How can there be a Yemen peace deal when Houthis have a trove of ballistic missiles?
Dr. Manuel Almeida
The timing of the missile launches coincided with the UN envoy’s first visit to the Houthi-controlled Yemeni capital. This has been interpreted by experts and officials knowledgeable with the matter in two ways. One perspective is that, with a new round of negotiations on the agenda and on the third anniversary of the Saudi-led intervention, the Houthis wanted to display military strength to build some leverage.
The other interpretation, which carries a more pessimistic reading of the peace talks’ prospects of success, sees the missile launches as a rebuke by the Iran-backed militias of UN Security Council resolution 2216. Among various other de-escalation measures, this resolution — a cornerstone of the roadmap for peace — calls for the Houthis to “relinquish all additional arms seized from military and security institutions, including missile systems.” It also calls for the militant group to “refrain from any provocation or threats to neighboring states, including through acquiring surface-to-surface missiles, and stockpiling weapons in any bordering territory of a neighboring state.”
A third possibility, which does not exclude the first two, is that the ongoing missile launches are retaliatory acts by the militia, led by Abdul-Malik Al-Houthi, for various setbacks it has suffered in recent weeks on the battlefront and in the ever-shifting alliances on the ground. Al-Houthi’s recent harsh criticism of Yemen’s tribes and their untrustworthiness was a clear indication of the militia’s increasing isolation within Yemen.
As Griffiths laid out last month, just ahead of his regional tour, the keys to guiding the peace process are the GCC initiative and its implementation mechanism, the outcomes of the National Dialogue Conference, UN resolution 2216, and other relevant UN Security Council resolutions. Specifically, the calls contained in resolution 2216 for the Houthis to withdraw from the cities and areas seized since the beginning of the conflict and to disarm have naturally been a source of contention. On his last briefing to the UN Security Council, the previous UN envoy to Yemen, the Mauritanian Ismail Ould Cheikh Ahmed, said a peace deal had collapsed when the Houthis rejected the terms regarding withdrawal and disarmament, describing them as “unfair.”
These demands have lately been subject to some criticism on the grounds that they fail to reflect the reality of the conflict. Another criticism levelled at making resolution 2216 a critical part of the road map for peace is that it forces the Houthis to disarm while many other groups, from tribes to Al-Islah and Al-Qaeda, will remain heavily armed.
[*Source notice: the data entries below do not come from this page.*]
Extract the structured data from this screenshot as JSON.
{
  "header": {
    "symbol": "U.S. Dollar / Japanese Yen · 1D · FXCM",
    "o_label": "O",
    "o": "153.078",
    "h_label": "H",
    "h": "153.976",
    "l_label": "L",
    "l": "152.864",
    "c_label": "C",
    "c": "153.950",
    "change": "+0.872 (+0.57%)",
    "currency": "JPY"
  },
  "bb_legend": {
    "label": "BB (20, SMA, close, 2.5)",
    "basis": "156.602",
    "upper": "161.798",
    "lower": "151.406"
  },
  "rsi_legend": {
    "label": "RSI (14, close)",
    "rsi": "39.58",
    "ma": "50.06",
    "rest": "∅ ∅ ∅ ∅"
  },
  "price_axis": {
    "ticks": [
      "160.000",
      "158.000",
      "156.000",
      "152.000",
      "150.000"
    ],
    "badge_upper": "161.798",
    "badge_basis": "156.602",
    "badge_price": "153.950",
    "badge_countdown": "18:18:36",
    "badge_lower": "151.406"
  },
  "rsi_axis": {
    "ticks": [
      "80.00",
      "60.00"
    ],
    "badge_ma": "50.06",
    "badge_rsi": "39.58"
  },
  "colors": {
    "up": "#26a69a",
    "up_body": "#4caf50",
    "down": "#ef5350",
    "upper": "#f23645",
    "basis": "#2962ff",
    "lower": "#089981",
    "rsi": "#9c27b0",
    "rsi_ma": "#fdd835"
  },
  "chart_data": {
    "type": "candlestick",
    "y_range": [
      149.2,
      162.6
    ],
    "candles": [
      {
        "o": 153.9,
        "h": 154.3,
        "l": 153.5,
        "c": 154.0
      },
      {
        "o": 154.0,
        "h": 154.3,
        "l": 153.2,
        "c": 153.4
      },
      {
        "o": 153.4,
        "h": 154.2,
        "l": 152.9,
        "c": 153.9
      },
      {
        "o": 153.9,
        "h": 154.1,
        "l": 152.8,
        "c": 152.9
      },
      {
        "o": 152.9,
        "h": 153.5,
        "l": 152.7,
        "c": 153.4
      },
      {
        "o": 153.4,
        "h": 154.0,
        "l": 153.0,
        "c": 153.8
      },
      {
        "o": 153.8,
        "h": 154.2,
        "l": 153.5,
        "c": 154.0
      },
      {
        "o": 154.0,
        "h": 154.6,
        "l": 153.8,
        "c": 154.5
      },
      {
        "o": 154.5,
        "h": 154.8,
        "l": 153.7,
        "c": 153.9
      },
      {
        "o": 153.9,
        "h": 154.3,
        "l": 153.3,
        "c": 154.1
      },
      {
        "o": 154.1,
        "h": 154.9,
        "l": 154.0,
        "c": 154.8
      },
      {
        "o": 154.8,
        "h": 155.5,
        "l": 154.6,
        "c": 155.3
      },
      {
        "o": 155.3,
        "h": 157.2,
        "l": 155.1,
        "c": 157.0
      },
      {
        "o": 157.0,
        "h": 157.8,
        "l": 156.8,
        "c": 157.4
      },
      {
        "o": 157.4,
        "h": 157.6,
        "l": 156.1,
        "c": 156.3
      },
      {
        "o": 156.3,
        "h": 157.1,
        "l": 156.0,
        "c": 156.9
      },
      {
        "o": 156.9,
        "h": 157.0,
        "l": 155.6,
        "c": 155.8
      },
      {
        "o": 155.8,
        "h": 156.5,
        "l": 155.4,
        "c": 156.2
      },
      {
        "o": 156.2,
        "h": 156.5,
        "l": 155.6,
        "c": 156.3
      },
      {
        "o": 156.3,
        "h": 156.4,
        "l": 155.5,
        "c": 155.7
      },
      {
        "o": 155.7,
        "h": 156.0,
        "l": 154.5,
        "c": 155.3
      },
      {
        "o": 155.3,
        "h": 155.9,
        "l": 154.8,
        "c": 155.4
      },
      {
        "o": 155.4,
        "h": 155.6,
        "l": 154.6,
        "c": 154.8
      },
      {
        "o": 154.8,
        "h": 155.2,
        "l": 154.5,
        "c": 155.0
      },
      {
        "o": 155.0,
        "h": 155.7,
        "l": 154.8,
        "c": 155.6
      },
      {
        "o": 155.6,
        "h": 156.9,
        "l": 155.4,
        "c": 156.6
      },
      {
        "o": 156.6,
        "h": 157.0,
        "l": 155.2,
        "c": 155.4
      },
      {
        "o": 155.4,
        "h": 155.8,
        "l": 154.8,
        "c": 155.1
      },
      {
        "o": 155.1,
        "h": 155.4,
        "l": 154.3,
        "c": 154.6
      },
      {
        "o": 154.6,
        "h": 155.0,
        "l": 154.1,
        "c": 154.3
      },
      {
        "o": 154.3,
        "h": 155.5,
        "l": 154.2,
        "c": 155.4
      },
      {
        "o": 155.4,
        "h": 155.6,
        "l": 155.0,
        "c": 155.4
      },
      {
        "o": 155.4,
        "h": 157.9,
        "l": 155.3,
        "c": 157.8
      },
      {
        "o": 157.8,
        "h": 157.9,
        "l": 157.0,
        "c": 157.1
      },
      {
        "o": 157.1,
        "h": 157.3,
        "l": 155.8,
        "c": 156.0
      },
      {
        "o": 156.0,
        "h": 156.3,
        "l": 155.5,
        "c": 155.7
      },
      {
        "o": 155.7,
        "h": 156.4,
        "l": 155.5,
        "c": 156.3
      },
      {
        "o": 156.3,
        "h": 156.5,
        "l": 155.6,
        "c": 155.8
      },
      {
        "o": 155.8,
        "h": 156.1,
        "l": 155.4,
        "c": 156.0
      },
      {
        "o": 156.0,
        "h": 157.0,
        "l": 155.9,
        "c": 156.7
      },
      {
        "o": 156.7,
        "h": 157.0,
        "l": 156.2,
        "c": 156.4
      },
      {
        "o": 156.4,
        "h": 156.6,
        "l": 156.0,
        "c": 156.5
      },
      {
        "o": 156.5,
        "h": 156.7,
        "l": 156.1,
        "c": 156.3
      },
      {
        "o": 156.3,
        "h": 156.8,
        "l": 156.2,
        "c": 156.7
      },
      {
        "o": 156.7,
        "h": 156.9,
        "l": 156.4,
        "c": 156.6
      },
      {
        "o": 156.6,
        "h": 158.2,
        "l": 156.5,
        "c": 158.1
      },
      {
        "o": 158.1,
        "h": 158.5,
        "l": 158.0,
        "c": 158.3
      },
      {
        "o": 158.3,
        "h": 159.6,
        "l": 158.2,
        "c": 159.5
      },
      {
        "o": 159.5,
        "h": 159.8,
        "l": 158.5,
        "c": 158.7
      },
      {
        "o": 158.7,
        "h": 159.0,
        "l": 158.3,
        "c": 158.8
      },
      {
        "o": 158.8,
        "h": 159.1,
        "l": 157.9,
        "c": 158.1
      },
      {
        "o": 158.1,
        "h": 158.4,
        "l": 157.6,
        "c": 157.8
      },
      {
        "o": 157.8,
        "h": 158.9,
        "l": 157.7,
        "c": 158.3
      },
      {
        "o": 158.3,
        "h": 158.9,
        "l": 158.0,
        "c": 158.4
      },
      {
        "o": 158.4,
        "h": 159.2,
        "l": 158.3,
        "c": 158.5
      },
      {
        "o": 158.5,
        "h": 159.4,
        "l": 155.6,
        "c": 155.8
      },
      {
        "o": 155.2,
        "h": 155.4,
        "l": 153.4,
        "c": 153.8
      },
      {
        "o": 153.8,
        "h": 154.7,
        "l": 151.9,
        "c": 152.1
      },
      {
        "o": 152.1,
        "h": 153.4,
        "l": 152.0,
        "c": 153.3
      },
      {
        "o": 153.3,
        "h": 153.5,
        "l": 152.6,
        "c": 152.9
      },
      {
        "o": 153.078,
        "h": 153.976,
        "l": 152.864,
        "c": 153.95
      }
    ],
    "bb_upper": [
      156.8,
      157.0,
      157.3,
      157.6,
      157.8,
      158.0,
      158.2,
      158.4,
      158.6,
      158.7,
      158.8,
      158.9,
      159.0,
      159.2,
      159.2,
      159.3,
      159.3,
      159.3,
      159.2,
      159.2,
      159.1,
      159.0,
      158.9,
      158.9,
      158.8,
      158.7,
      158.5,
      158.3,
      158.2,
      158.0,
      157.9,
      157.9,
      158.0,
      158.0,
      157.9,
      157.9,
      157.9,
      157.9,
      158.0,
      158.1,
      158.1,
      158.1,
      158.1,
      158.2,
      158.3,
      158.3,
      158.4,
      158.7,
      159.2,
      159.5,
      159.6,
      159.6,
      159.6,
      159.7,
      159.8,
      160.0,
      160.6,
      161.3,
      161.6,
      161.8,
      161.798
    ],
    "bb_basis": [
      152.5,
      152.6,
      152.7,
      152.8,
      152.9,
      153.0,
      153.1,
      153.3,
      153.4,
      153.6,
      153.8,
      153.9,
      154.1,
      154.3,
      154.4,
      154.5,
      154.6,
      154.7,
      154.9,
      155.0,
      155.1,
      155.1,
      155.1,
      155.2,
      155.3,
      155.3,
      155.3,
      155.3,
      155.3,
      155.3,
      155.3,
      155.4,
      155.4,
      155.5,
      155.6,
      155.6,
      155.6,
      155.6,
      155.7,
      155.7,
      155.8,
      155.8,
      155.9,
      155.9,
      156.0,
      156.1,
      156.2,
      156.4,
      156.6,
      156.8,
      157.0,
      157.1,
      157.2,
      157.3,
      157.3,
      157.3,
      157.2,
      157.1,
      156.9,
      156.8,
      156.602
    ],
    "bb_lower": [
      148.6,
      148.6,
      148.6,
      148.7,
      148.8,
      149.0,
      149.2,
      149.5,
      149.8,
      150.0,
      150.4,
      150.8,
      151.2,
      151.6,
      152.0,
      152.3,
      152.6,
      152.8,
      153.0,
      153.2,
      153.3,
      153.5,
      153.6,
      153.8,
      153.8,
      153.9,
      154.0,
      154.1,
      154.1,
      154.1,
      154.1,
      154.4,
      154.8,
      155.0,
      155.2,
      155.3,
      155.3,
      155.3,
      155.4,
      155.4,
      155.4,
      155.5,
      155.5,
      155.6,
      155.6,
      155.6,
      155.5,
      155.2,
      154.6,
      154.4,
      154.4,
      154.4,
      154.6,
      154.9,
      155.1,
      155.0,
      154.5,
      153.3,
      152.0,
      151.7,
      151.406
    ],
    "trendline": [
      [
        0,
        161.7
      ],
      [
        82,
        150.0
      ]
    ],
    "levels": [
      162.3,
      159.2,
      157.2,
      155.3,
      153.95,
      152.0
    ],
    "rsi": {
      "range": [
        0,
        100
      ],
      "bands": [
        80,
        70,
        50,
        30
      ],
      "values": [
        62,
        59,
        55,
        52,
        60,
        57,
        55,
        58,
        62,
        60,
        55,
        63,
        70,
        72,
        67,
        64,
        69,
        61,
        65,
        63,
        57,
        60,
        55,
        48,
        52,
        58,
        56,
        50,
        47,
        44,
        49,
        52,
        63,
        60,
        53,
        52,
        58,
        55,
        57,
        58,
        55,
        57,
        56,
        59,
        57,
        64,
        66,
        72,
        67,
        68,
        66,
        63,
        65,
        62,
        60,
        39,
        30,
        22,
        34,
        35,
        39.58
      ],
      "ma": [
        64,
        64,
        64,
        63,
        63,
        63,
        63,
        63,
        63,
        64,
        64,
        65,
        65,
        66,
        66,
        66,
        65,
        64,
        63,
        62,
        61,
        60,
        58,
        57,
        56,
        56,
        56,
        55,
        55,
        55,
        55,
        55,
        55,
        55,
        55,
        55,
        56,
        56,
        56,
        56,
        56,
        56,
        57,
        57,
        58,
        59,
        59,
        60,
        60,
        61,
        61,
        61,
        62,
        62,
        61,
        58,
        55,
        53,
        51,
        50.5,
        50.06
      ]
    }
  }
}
These criticisms, however, are a gross misinterpretation of what this resolution calls for and of the causes of the conflict. The resolution does not demand the Houthis relinquish all weapons — something that in Yemen would be impossible to execute — but to return all heavy weaponry seized from the Yemeni army and all missile systems.
From the Saudi perspective, there can be no settlement if an ally of Tehran increasingly looking like a copy of Lebanon’s Hezbollah has a trove of ballistic missiles in its arsenal sitting right next to the Saudi border, and also with Abu Dhabi within reach. The fact this has been the primary justification for the Arab coalition’s intervention is often missed.
• Dr. Manuel Almeida is a political analyst and consultant focusing on the Middle East. Twitter: @_ManuelAlmeida